▸ **What to do**
Please count the lines of the data that contain "para" and state only the total.
○ ○ ○ ○
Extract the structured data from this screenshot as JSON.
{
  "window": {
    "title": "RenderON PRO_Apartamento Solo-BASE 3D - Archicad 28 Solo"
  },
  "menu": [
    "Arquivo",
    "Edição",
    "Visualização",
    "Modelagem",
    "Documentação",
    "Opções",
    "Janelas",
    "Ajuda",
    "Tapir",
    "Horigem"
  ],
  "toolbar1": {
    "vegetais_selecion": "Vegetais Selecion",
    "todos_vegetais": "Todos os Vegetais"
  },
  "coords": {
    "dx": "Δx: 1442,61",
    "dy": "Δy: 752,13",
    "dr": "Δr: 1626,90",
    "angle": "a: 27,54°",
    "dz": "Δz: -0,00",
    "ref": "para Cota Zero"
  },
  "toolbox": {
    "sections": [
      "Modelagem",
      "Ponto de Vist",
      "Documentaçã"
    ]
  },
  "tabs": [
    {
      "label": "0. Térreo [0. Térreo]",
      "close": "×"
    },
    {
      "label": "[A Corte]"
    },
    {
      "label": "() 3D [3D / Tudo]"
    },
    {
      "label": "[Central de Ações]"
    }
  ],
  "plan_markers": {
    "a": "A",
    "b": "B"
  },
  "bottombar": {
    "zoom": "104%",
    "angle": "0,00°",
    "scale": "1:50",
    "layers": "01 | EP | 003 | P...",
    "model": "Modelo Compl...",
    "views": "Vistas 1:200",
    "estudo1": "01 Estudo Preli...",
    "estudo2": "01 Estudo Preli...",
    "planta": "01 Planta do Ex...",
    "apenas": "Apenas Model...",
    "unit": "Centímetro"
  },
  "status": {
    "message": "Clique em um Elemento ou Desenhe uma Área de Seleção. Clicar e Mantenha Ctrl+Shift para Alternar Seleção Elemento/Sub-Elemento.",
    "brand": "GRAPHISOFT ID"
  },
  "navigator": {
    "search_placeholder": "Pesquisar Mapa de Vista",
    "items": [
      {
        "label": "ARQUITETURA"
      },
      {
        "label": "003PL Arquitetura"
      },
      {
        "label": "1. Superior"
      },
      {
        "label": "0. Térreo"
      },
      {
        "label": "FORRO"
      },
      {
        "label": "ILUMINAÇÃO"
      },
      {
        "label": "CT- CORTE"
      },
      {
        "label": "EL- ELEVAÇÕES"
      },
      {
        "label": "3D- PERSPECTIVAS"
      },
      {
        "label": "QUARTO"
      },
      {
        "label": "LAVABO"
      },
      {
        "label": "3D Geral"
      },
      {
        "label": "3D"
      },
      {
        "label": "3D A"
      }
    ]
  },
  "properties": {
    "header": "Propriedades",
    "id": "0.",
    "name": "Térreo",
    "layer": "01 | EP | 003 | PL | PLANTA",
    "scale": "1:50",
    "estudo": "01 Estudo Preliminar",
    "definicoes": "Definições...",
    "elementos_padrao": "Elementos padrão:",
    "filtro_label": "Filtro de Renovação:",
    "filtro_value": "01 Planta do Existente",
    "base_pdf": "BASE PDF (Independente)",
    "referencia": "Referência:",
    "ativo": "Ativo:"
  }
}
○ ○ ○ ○
▸ **Solved problem**
2